Score was spawned by a company called Optigraphics, which specialized in a special printing process called lenticular printing. If you remember motion or 3D printing on Kellogg’s cards produced from 1970-83, 7-Eleven Slurpee sports coins, Sportflics motion baseball cards, Cracker Jack prizes, or the DVD cover for the motion picture Independence Day, that was all done by Optigraphics.
The success of Sportflics eventually led to the creation of Score. Pinnacle Brands, Inc. was formed as the parent company of these brands in 1988. Optigraphics remained operative within the company. In 1990, Pinnacle Brands landed a hockey card license and produced 1990-91 Score as its first product.
By the time Score entered the hockey market, they had already made waves with their baseball and football card set.
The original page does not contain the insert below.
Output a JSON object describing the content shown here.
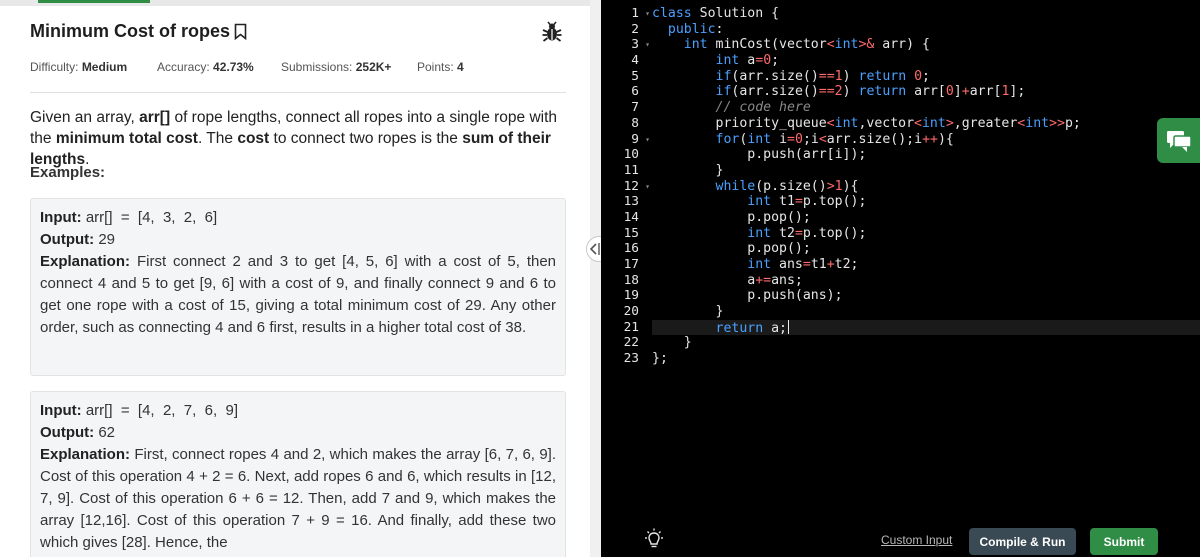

They had bright, bold designs with Upper Deck-level photography and full color backs. While Upper Deck went with a cropped vertical action shot and very little in the way of stats and bio information on the backs of their cards, Score had a full color head shot, stats from 1989-90 and career, and extensive bio information.
There were two versions of the Score hockey cards. The American Score set had blue borders and the card backs were in English only. The Canadian Score cards had red borders and had bilingual card backs in English and French.
While there were no insert cards in 1990-91 Score Hockey – if you weren’t around in 1990-91, inserts weren’t really a thing yet if you can wrap your head around that – there were five “bonus” cards of Eric Lindros found in the factory set.
More Than Lindros
The Lindros rookie card may be THE hockey card of 1990-91, though some would argue that the Pro Set Stanley Cup hologram is the card to have from that year. But Lindros was not the only gem in the 1990-91 Score hockey set.
Included in the 440-card set was a subset of 1990 NHL Draft picks. Included in that subset is the only 1990-91 rookie card of Martin Brodeur. There has always been a premium on goalies in the hockey card market. Say what you want about Patrick Roy, Dominik Hasek, Ken Dryden or even Terry Sawchuk. Brodeur’s resume allows him to lay claim to being the best goalie in NHL history. If you don’t think he was, it doesn’t really matter. The record book says he was.
Because 1990-91 was the dawning of the junk wax era, Brodeur and Lindros rookie cards aren’t worth hundreds of dollars. They aren’t even worth tens of dollars. The cards were mass produced, and because so many of them came out of boxed factory sets, the condition of most cards is very good.
But how can you not look at this set as one of the best rookie card checklists of all-time? In addition to the exclusive Brodeur and Lindros RCs, the set includes rookie cards of Jaromir Jagr, Mats Sundin, Sergei Makarov, Owen Nolan, Jeremy Roenick, Mark Recchi, Curtis Joseph, Mike Modano, Alexander Mogilny and dozens more.
Before long, Score Hockey evolved. Foil parallels entered the picture, and insert cards began to appear. Pinnacle released a premium brand, Pinnacle, with sharp black backgrounds and borders on the design. After that came Select, and then Zenith, and then Certified. But Score always remained one of Pinnacle’s biggest hockey sellers at an entry level price point.
As an investment, 1990-91 Score Hockey is not something to take a look at. But for the serious collector, it’s a fantastic set to have in sheets and in a binder as part of a collection. The set is loaded with Hall of Famers, and includes the only rookie cards of two legendary players. The 1990-91 rookie card class is one of the best in the history of hockey card collecting, with rookie cards of four players who went on to win the Calder Trophy…all for just a few bucks.
It’s production and price may scream junk wax, but the set, like the 1990-91 Upper Deck Hockey set, is a great addition to a collection for someone who loves hockey cards and can appreciate it for what it is instead of what it is, or isn’t, worth.